Submitted by The Booker Prizes on Fri, 2020-01-24 15:07
Sad news for Bookerites everywhere: Baroness Helena Kennedy has announced that she is stepping down as chair of The Booker Prize Foundation. Kennedy succeeded the long-serving Jonathan Taylor some five years ago and has been at the helm as The Booker Prize and The Booker International Prize have negotiated lively waters. Under her watch, the prizes have seen the end of the Man Group’s long-standing sponsorship and the transition to the warm embrace of the Crankstart charity; The Man Booker International Prize has been brought in line with its sibling, changing from a biennial award rewarding an author’s career to an annual award for a single book, with the prize money shared equally between writer and translator; she has seen the award of The Man Booker to its first American recipient (Paul Beatty in 2016); and of course last year’s controversial joint winner declaration. Meanwhile, behind the scenes, the Foundation has remained active in promoting literacy and fostering a love of literature everywhere from prisons to universities. Needless to say, she is not going to be putting her feet up but taking up a new role as director of the International Bar Association’s Institute of Human Rights. Kennedy officially steps down from her Booker Prize duties in February. As the saying goes, it’s not until they’re gone that you know how much you miss them.

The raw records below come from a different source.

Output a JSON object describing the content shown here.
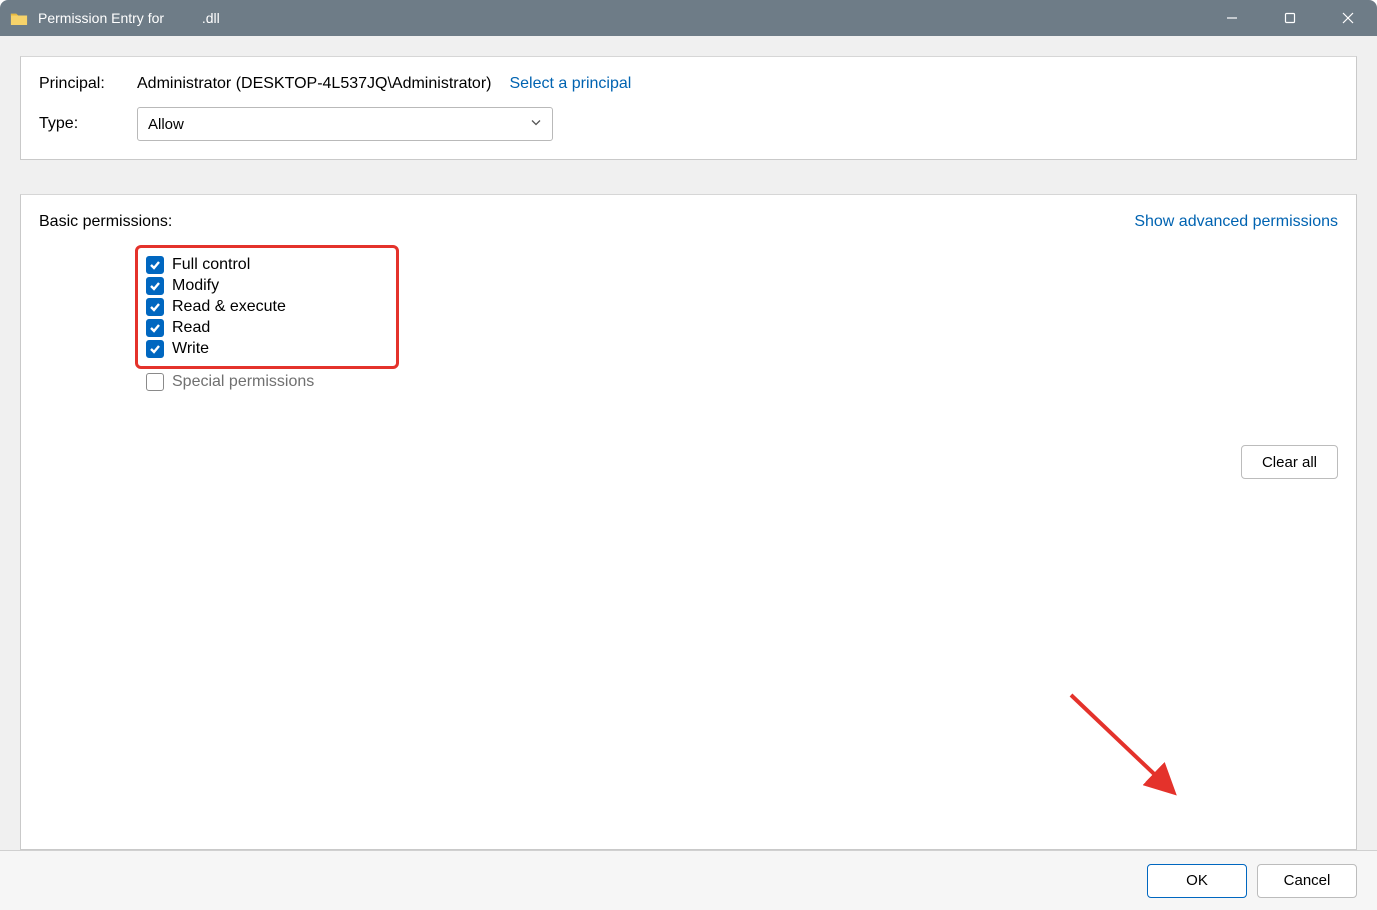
{
  "titlebar": {
    "prefix": "Permission Entry for",
    "filename_suffix": ".dll"
  },
  "top": {
    "principal_label": "Principal:",
    "principal_value": "Administrator (DESKTOP-4L537JQ\\Administrator)",
    "select_principal_link": "Select a principal",
    "type_label": "Type:",
    "type_value": "Allow"
  },
  "permissions": {
    "section_label": "Basic permissions:",
    "advanced_link": "Show advanced permissions",
    "items": {
      "full_control": {
        "label": "Full control",
        "checked": true
      },
      "modify": {
        "label": "Modify",
        "checked": true
      },
      "read_exec": {
        "label": "Read & execute",
        "checked": true
      },
      "read": {
        "label": "Read",
        "checked": true
      },
      "write": {
        "label": "Write",
        "checked": true
      },
      "special": {
        "label": "Special permissions",
        "checked": false,
        "disabled": true
      }
    },
    "clear_all": "Clear all"
  },
  "footer": {
    "ok": "OK",
    "cancel": "Cancel"
  },
  "annotation": {
    "highlight_color": "#e4322b",
    "arrow_color": "#e4322b"
  }
}
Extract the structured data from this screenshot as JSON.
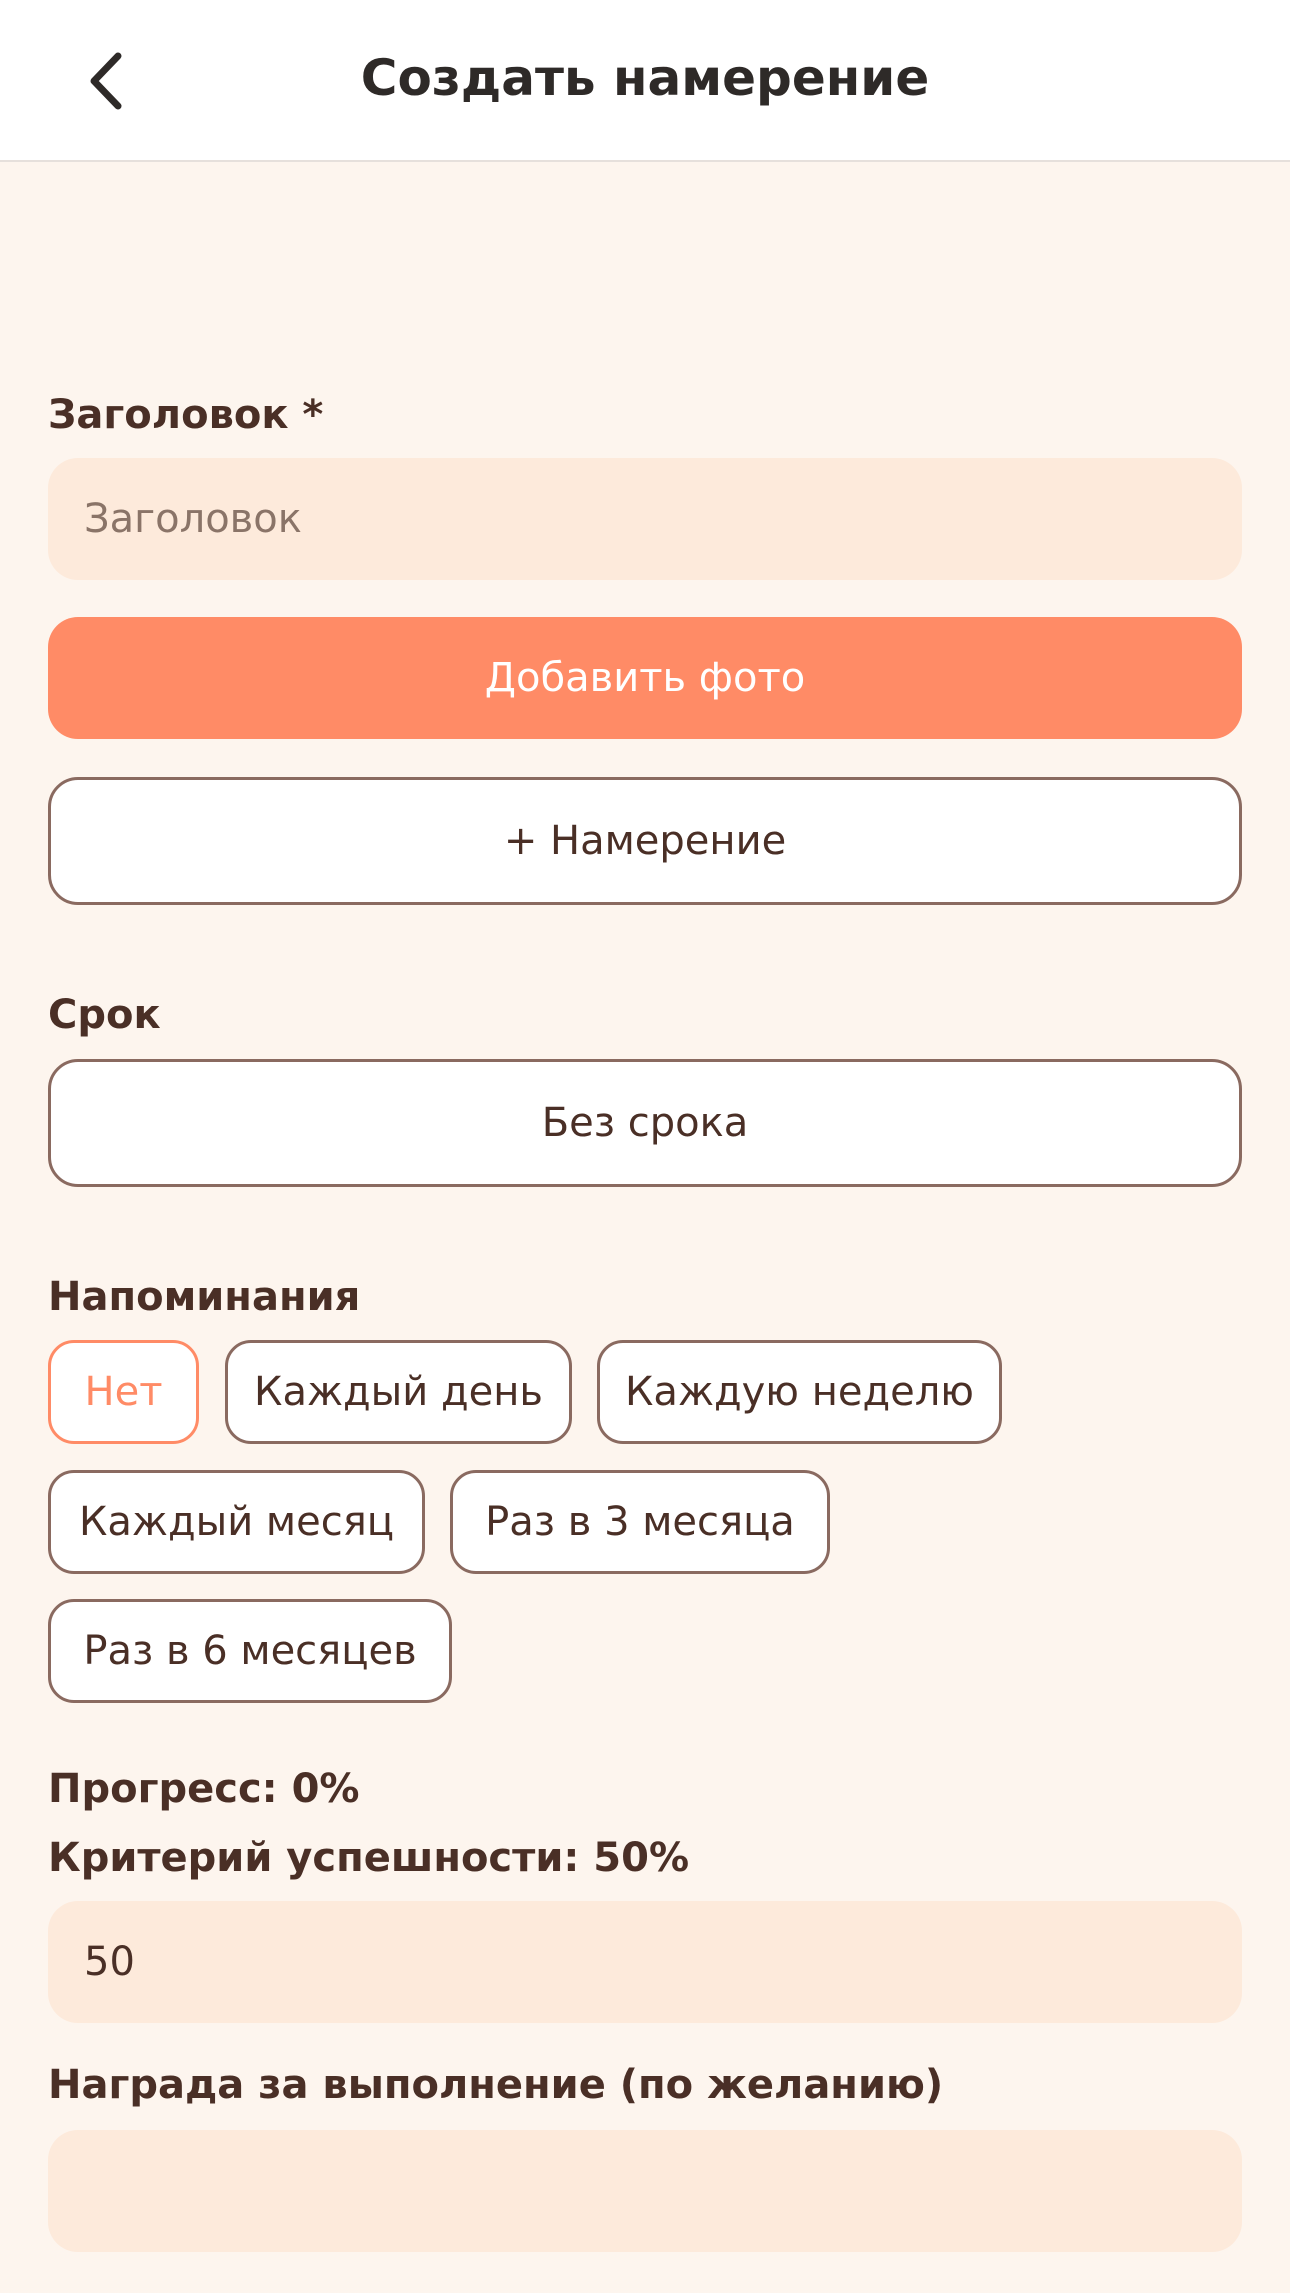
{
  "header": {
    "title": "Создать намерение"
  },
  "form": {
    "title_label": "Заголовок *",
    "title_placeholder": "Заголовок",
    "add_photo_label": "Добавить фото",
    "add_intention_label": "+ Намерение",
    "deadline_label": "Срок",
    "deadline_value": "Без срока",
    "reminders_label": "Напоминания",
    "reminder_options": [
      "Нет",
      "Каждый день",
      "Каждую неделю",
      "Каждый месяц",
      "Раз в 3 месяца",
      "Раз в 6 месяцев"
    ],
    "reminder_selected": "Нет",
    "progress_label": "Прогресс: 0%",
    "success_label": "Критерий успешности: 50%",
    "success_value": "50",
    "reward_label": "Награда за выполнение (по желанию)",
    "reward_value": ""
  },
  "colors": {
    "accent": "#ff8b66",
    "background": "#fdf5ee",
    "input_bg": "#fdeadb",
    "text": "#4a2f26",
    "border": "#8a6a60"
  },
  "icons": {
    "back": "chevron-left-icon"
  }
}
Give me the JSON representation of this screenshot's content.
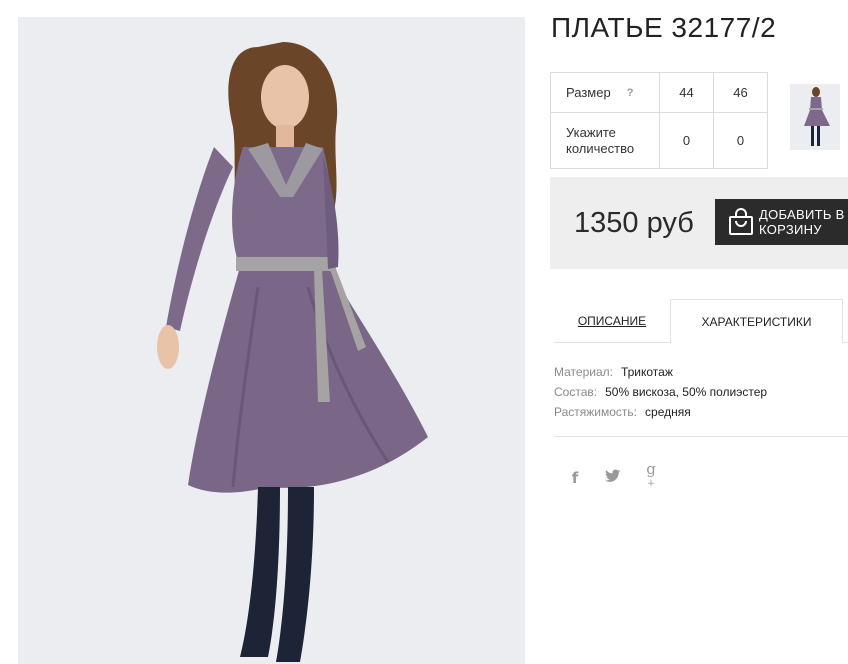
{
  "product": {
    "title": "ПЛАТЬЕ 32177/2"
  },
  "sizes": {
    "size_label": "Размер",
    "help_icon": "?",
    "qty_label": "Укажите количество",
    "columns": [
      {
        "size": "44",
        "qty": "0"
      },
      {
        "size": "46",
        "qty": "0"
      }
    ]
  },
  "purchase": {
    "price": "1350 руб",
    "add_label": "ДОБАВИТЬ В КОРЗИНУ",
    "add_icon": "shopping-bag-icon"
  },
  "tabs": {
    "description": "ОПИСАНИЕ",
    "characteristics": "ХАРАКТЕРИСТИКИ",
    "active": "characteristics"
  },
  "attributes": [
    {
      "key": "Материал:",
      "value": "Трикотаж"
    },
    {
      "key": "Состав:",
      "value": "50% вискоза, 50% полиэстер"
    },
    {
      "key": "Растяжимость:",
      "value": "средняя"
    }
  ],
  "social": {
    "facebook": "f",
    "twitter": "t",
    "google_plus": "g",
    "google_plus_sup": "+"
  },
  "colors": {
    "dress": "#7d6a8a",
    "belt": "#a5a3a3",
    "boots": "#1d2436",
    "hair": "#6b4528",
    "background": "#ecedf0",
    "button": "#2b2b2b",
    "price_box": "#eeeeef"
  }
}
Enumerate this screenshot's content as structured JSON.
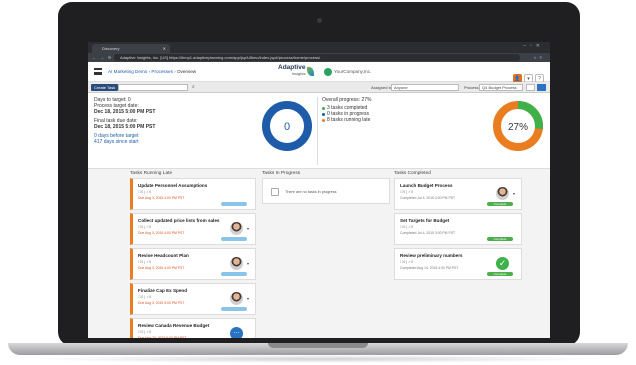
{
  "browser": {
    "tab_title": "Discovery",
    "url": "Adaptive Insights, Inc. [US]  https://lhmp1.adaptiveplanning.com/app/jsp/Ultimo/index.jsp#/process/home/process/"
  },
  "header": {
    "breadcrumb_link": "AI Marketing Demo",
    "breadcrumb_sep1": " › ",
    "breadcrumb_mid": "Processes",
    "breadcrumb_sep2": " › ",
    "breadcrumb_current": "Overview",
    "logo_main": "Adaptive",
    "logo_sub": "Insights",
    "company": "YourCompany,Inc."
  },
  "toolbar": {
    "create_label": "Create Task",
    "assigned_label": "Assigned to:",
    "assigned_value": "Anyone",
    "process_label": "Process:",
    "process_value": "Q4 Budget Process"
  },
  "summary": {
    "days_to_target": "Days to target: 0",
    "process_target_label": "Process target date:",
    "process_target_value": "Dec 18, 2015 5:00 PM PST",
    "final_due_label": "Final task due date:",
    "final_due_value": "Dec 18, 2015 5:00 PM PST",
    "days_before": "0 days before target",
    "days_since": "417 days since start",
    "left_ring_value": "0",
    "overall_progress": "Overall progress: 27%",
    "completed": "3 tasks completed",
    "in_progress": "0 tasks in progress",
    "running_late": "8 tasks running late",
    "right_ring_value": "27%",
    "progress_fraction": 0.27
  },
  "colors": {
    "late": "#ea7d1f",
    "completed": "#3eb14a",
    "in_progress": "#1e5ba8",
    "ring_blue": "#1e5ba8",
    "ring_orange": "#ea7d1f",
    "ring_green": "#3eb14a"
  },
  "columns": {
    "late_title": "Tasks Running Late",
    "progress_title": "Tasks In Progress",
    "completed_title": "Tasks Completed",
    "empty_text": "There are no tasks in progress"
  },
  "late_tasks": [
    {
      "title": "Update Personnel Assumptions",
      "meta": "☐0  |  ✓0",
      "due": "Due Aug 3, 2015 4:00 PM PST",
      "avatar": "none"
    },
    {
      "title": "Collect updated price lists from sales",
      "meta": "☐0  |  ✓0",
      "due": "Due Aug 3, 2015 4:00 PM PST",
      "avatar": "person"
    },
    {
      "title": "Revise Headcount Plan",
      "meta": "☐0  |  ✓0",
      "due": "Due Aug 3, 2015 4:00 PM PST",
      "avatar": "person"
    },
    {
      "title": "Finalize Cap Ex Spend",
      "meta": "☐0  |  ✓0",
      "due": "Due Aug 3, 2015 5:00 PM PST",
      "avatar": "person"
    },
    {
      "title": "Review Canada Revenue Budget",
      "meta": "☐0  |  ✓0",
      "due": "Due Nov 23, 2015 5:00 PM PST",
      "avatar": "dots"
    }
  ],
  "completed_tasks": [
    {
      "title": "Launch Budget Process",
      "meta": "☐0  |  ✓0",
      "due": "Completed Jul 4, 2015 3:00 PM PST",
      "badge": "Complete",
      "avatar": "person"
    },
    {
      "title": "Set Targets for Budget",
      "meta": "☐0  |  ✓0",
      "due": "Completed Jul 4, 2015 3:00 PM PST",
      "badge": "Complete",
      "avatar": "none"
    },
    {
      "title": "Review preliminary numbers",
      "meta": "☐0  |  ✓0",
      "due": "Completed Aug 14, 2015 4:00 PM PST",
      "badge": "Complete",
      "avatar": "check"
    }
  ]
}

It might not have been something that the bookies were offering long odds on, but Hilary Mantel’s first Man Booker prize winner, Wolf Hall, has just topped the Walter Scott Prize for Historical Fiction’s poll to find the UK’s favourite historical novel of all time. Wolf Hall, which also won the very first Walter Scott Prize in 2009, was followed by Rosemary Sutcliffe’s Roman legion epic The Eagle of the Ninth and Dorothy Dunnett’s The Game of Kings, the first volume (1961) of the Lymond Chronicles. Also on the longlist of 10 was a cohort of other Booker Prize novelists, including Sebastian Barry, Andrew Miller, Eleanor Catton and Sarah Waters. The past is no foreign country to them.
For those needing a regular Margaret Atwood fix, news comes that is as welcome as a drink of water to a man in the desert. Filming of season four of The Handmaid’s Tale (whose sequel, The Testaments, was of course joint winner of last year’s Booker Prize) is due to start on 2 March and run until 7 August. The action will be shot around Toronto, in Atwood’s home country, and the series should be ready for screening in the autumn. Meanwhile, The Testaments itself was hardly likely to be left alone and confirmation comes that it too is heading for a small screen near you, courtesy of MGM TV and Hulu series. Quite when, though, remains a mystery. It is clearly possible to have too many Handmaidens at any given time.
Another much anticipated adaptation of a Booker Prize novel, Sally Rooney’s 2018 longlisted Normal People, has finished shooting and is being prepared for release later this year, probably in the Spring. A trailer for the 12-part BBC adaptation – including a scene of something that doesn’t usually happen near a kitchen sink – has just been released. Rather than simply hand over her baby to others, Rooney co-wrote six of the episodes and has an executive-producer credit. As the director and producer put it: “Sally was involved in all the early discussions about how many episodes, the format, conversations about actors, as well as reading various versions of the script. She contributed to them all; it was a full-blooded engagement.”
Meanwhile, Lee Child, the mega-selling author and one of the judges of this year’s Booker Prize, is clearly taking his duties very seriously. So seriously in fact that he has handed over the writing of his Jack Reacher novels to his younger brother, Andrew. Child’s real name is James Grant and he has stipulated that little bro must write the books as Andrew Child. “My brother is a good writer. . . Now he has a hero,” said Lee/James. The first book of the reboot, The Sentinel, is due in October. OK, so it is not necessarily true that Booker Prize duties are behind the decision but it is a strange coincidence nonetheless – something that Jack Reacher might look into perhaps.